EXTRACTED RECORDS:
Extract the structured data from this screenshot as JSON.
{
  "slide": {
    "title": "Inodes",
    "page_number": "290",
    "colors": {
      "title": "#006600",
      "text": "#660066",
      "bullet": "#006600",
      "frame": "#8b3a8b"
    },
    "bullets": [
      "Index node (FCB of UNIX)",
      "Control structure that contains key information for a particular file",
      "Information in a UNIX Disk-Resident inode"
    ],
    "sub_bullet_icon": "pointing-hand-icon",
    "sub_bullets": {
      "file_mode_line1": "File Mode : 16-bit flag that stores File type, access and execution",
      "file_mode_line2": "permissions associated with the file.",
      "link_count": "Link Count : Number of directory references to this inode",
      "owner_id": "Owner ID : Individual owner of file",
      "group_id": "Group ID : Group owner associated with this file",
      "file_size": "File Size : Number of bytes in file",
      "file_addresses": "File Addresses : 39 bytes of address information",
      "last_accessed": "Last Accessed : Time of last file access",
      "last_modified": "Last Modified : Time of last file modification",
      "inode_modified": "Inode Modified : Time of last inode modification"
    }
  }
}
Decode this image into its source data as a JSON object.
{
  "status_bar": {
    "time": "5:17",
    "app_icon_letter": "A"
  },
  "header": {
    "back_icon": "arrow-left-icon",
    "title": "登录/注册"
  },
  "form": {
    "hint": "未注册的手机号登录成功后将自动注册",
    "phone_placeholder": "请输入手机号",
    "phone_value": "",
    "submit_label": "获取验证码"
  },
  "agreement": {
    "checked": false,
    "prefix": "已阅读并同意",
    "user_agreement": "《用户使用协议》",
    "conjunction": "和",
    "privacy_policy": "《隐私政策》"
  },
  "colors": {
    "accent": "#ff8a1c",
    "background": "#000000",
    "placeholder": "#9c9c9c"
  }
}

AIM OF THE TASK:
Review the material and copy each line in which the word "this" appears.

PROBLEM SOLUTION:
Extract the structured data from this screenshot as JSON.
      "link_count": "Link Count : Number of directory references to this inode",
      "group_id": "Group ID : Group owner associated with this file",
Decode this image into its source data as a JSON object.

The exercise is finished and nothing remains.